Now that tomato growing season is in full swing, there are a few things I need to do to maintain my 'maters. If you don't maintain the 'maters, they won't mature into fully ripe tomatoes and you won't have any tomato sauce to impress your mom with! My mom is a vegetarian Italian chef, so the only thing that really impresses her are good tomatoes (and blog entries about good tomatoes).
Take a look at my two giant tomato plants! You'll notice some small yellow flowers all over the place. When these flowers are pollinated, the petals will fall off and the flower bud will grow into a tomato. Ideally, every place you see a flower will become a fruit.
When my tomato plants became tall enough that they started to droop under their own weight, I added tomato cages. You can see a tomato cage on each plant in this photo: They are round cone wire supports that surround the plant to hold the weight of the tomatoes.

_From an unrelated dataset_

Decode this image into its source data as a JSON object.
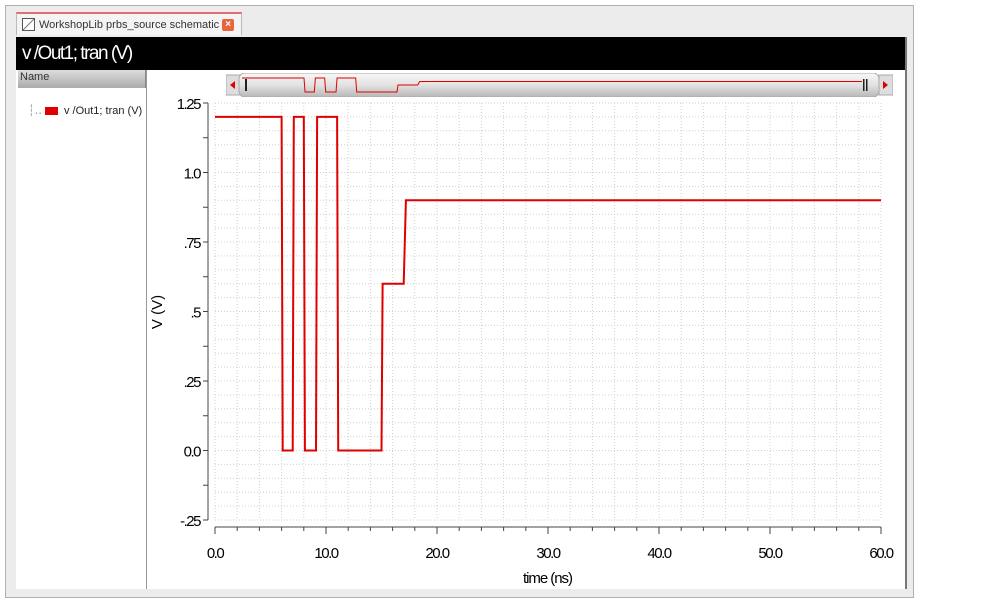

The arms of the plant that stick out from the trunk to rest on the cage so they won't snap under the weight of tomatoes. Tomato cages come in lots of shapes and heights, but these ones were only $4 each from a small garden store in my neighborhood and they are doing a great job!
As the plant grows, I train the arms of the tomato plant to poke out of the cage in strategic places so each one rests on a wire support. I've also had to tie some of the longer arms to the cage to make sure they stay upright. If you're growing small cherry or grape tomatoes, you probably won't need to do this because those little guys aren't heavy. You can just use one tall stake to support the trunk of the plant and call it a day!Tomato Suckers
You gotta pluck your suckers! Suckers are small branches that grow in the armpits of other fully developed branches of your tomato plants. At first you might think, oh boy! My plant is growing larger and fuller every day! But don't let these suckers fool you. Once your plant has started forming small fruit, you shouldn't allow any new branches to grow. Small suckers that are just sprouting now will be using up nutrients and water that your developing tomatoes need. Since these little suckers have started growing so late in the year, they'll never become full branches with tomatoes before the frost comes, so there's no reason to keep them alive and let them use valuable nutrients.
Plucking off suckers is easy:
- Find a small sucker that is growing in the armpit of an adult branch.
- Snap off the sucker at it's base where it connects to the plant and pull it off.
- If there's any part of the sucker left on the plant, you can scrape the area with your fingernail to make sure it's all gone.
Volunteers are a cross between a weed and a real plant. Imagine this: I've been growing tomatoes in containers for about 5 years, and every year I reuse some of the soil from the year before. This soil probably has old tomato seeds buried in it from fallen fruit. When I reuse the soil, these seeds can sometimes pop up where I don't want them! They're not quite weeds because they're good, non-invasive plants. But if I didn't plan to have them in that container, they can be screwing up my plans for ratio of number of plants vs space and nutrients in the container.
You can remove volunteers as if they were weeds, but it's very sad to see good tomato plants go to waste when you put so much effort into cultivating the plants you are keeping. If they sprout early enough in the year, I often give them away as gifts to friends. You could even transplant them into another container and grow them into full plants. But whatever you do, you can't leave them where they are. You gotta get rid of your volunteer plants!
Keep up with cages, suckers and volunteers and your tomatoes will do just fine. I'll leave you with a photo of my largest Black Krim tomato that is already forming!
So how are your tomatoes doing?